Water is precious. Don’t waste it. {Editor’s Column}

Niki Turnera

If drought teaches us anything at all it should teach us the critical value of water.

Apparently Meeker residents aren’t learning the lesson. We’ve used more water in the last six weeks than ever before in the recorded history of Meeker water usage. When conditions are as dry and drastic as they are, that’s not something to be proud of.

Half of my 28 years of marriage has involved having a cistern and a father with a tape measure who was sure to let us know exactly how much water we consumed every month, and that using excess water meant spending extra money and extra time. We started practicing water conservation early on in our marriage: don’t let the water run while brushing your teeth; don’t let the water run while rinsing the dishes; don’t run laundry or the dishwasher unless it’s a full load; don’t water the lawn during the heat of the day when most of the water evaporates anyway; five minute showers; bathtubs filled no deeper than three inches for the kids; and the infamous “if it’s yellow let it mellow, if it’s brown, flush it down” toilet theology that freaks people out.

In my opinion, we, as a society in general, and as a local culture specifically, are sloppy about our water consumption. Why? Because it’s still cheap. Our water rates are ridiculously low in comparison to our neighbors. Rangely charges more for water than Meeker does. I think because our water rates are so low it’s easy for us to justify overuse.

We need to examine our water consumption and consider our behaviors.
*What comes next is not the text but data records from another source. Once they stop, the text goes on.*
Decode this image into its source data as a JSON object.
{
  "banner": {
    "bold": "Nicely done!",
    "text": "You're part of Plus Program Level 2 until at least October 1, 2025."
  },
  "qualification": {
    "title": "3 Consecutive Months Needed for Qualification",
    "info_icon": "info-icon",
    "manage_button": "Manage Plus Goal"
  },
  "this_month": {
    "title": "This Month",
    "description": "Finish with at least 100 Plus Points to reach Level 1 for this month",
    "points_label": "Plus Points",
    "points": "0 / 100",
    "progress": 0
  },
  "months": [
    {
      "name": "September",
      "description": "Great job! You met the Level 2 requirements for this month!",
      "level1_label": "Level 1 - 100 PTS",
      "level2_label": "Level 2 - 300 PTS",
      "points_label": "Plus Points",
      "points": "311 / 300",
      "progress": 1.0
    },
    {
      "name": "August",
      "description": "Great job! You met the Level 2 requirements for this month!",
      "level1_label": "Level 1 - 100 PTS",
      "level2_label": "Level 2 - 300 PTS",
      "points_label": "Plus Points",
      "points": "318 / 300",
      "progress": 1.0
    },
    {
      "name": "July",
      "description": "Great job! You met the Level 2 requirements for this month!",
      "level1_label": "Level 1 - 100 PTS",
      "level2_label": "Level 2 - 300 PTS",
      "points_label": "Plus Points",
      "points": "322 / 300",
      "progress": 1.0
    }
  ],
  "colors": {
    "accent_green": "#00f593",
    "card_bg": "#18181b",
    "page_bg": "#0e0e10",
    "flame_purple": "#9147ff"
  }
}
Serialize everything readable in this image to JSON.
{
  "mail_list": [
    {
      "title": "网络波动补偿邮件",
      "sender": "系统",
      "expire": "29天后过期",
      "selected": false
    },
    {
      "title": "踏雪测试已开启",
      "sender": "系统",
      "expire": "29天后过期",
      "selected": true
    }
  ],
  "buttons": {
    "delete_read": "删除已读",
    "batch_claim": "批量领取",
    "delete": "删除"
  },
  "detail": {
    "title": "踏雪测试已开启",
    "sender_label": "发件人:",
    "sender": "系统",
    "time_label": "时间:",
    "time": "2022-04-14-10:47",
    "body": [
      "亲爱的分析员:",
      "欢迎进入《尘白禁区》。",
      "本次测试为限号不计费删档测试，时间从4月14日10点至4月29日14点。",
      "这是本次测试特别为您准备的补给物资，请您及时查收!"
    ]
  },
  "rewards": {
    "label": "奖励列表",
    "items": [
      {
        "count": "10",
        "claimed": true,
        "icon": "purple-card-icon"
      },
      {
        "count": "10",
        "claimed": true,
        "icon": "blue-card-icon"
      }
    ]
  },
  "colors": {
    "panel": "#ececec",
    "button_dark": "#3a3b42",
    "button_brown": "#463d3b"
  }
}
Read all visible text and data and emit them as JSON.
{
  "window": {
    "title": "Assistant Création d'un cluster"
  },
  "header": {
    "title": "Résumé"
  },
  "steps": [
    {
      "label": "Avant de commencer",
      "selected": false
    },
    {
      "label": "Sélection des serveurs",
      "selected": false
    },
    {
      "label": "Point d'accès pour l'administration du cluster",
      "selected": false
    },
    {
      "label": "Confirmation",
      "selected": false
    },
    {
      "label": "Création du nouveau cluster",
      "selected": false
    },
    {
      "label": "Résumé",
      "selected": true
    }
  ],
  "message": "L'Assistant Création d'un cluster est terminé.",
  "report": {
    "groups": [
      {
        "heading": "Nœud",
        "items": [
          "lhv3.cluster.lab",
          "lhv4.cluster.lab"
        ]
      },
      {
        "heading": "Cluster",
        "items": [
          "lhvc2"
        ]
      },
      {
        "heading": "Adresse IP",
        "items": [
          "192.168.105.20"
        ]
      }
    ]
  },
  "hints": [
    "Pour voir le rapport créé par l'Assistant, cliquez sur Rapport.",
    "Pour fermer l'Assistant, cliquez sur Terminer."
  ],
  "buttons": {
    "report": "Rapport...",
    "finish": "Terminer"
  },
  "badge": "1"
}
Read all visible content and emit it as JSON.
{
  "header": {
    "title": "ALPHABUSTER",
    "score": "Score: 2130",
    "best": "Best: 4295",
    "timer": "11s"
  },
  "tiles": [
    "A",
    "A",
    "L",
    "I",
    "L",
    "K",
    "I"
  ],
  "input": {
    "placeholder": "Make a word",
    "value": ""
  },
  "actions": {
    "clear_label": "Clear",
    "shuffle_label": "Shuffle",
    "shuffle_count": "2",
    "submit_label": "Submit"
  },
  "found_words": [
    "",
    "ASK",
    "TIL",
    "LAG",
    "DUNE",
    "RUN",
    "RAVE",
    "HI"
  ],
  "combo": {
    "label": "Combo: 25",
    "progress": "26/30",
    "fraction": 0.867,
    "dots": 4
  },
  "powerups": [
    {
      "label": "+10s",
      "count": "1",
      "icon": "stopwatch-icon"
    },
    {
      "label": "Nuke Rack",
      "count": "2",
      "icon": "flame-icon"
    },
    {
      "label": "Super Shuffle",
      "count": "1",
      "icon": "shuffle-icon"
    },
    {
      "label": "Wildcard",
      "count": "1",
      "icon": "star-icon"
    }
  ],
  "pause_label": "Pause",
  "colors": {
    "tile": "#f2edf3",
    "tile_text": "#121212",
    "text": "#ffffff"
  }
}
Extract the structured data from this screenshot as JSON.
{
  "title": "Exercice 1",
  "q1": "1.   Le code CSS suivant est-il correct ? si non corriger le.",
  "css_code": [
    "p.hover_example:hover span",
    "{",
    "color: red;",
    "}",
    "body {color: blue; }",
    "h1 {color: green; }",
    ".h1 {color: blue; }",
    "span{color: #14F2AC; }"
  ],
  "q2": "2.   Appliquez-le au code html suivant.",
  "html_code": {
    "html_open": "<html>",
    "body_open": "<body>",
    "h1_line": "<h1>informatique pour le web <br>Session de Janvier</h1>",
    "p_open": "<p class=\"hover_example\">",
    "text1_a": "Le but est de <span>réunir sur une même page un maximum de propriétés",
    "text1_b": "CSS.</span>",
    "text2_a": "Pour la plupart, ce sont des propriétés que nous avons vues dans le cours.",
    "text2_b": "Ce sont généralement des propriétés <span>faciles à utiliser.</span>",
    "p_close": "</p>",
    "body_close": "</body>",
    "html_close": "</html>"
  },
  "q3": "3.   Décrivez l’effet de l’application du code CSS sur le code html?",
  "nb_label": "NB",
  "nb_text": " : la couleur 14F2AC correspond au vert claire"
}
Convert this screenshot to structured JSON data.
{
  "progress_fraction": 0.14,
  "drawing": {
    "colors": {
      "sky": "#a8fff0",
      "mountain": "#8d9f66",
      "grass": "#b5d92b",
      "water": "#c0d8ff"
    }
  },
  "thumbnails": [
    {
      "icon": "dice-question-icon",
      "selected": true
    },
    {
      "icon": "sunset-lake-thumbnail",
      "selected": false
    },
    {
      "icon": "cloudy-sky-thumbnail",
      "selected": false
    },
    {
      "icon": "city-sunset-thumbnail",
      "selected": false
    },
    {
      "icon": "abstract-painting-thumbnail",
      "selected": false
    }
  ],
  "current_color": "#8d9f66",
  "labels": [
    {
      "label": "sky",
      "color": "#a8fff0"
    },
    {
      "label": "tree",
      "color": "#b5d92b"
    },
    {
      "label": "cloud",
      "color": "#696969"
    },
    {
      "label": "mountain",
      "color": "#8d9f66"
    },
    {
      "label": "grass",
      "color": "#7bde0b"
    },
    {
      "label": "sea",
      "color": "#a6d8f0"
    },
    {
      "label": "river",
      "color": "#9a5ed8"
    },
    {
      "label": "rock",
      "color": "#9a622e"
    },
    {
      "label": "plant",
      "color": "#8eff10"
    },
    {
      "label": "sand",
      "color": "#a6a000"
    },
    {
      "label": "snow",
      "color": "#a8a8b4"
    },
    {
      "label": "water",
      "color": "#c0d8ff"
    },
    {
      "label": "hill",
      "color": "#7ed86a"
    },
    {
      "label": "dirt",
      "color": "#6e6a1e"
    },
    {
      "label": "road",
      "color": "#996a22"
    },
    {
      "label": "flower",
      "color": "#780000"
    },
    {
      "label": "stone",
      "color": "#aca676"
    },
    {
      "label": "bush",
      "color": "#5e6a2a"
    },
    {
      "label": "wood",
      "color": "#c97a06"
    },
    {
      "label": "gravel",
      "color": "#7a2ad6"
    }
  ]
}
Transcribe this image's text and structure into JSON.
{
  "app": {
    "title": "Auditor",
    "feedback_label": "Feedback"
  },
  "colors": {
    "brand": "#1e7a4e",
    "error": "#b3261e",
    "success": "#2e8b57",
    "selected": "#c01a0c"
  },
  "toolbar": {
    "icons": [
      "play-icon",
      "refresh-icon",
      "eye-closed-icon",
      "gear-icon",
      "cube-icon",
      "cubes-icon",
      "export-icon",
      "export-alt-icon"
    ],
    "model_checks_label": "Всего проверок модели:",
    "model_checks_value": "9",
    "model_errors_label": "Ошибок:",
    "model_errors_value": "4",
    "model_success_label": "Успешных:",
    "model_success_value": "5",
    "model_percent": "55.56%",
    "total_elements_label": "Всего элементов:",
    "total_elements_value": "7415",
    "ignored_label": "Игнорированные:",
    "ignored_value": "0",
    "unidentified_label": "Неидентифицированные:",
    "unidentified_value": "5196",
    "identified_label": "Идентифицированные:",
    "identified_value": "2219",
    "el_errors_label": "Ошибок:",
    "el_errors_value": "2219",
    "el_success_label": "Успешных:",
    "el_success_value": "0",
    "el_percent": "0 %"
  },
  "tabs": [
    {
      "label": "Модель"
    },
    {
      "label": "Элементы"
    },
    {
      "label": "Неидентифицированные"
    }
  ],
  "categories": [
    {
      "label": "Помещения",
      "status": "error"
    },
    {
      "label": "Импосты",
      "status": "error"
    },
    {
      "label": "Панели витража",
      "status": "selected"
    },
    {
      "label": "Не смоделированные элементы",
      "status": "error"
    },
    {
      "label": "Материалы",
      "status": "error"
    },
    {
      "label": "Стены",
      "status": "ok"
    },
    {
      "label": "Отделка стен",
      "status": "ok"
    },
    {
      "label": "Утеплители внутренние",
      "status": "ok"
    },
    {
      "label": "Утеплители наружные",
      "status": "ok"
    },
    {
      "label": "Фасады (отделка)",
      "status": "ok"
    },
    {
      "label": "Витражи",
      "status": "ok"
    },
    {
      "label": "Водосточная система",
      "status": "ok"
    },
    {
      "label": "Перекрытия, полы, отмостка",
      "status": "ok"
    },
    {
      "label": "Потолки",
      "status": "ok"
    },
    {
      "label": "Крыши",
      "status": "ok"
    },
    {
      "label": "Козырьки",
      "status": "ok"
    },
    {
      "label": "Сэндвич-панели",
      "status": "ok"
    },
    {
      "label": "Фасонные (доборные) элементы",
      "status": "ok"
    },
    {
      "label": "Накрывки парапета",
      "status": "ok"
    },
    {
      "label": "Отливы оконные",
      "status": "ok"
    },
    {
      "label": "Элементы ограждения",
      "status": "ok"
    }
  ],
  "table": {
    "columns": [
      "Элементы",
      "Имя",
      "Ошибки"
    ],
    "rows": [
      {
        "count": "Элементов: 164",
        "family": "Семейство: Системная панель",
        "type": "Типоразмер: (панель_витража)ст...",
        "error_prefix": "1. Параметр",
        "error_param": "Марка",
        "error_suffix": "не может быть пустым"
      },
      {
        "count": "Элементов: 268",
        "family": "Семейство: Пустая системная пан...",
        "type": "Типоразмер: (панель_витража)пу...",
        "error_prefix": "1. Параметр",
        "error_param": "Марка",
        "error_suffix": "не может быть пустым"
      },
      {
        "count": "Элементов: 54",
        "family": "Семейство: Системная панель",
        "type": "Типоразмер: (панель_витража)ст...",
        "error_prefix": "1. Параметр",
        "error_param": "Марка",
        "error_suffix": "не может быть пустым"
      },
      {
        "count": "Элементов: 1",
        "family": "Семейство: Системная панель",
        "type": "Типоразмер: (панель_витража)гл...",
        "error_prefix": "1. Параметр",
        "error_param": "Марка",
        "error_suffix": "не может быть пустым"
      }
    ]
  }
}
Water is a finite resource. Wasting it is stupid. The more people who practice water conservation, the better, regardless of your politics or your location. When you’re limited to a cistern, you learn the value of practicing water conservation, and those principles carry over to a well and to town water. Water is precious. Don’t waste it.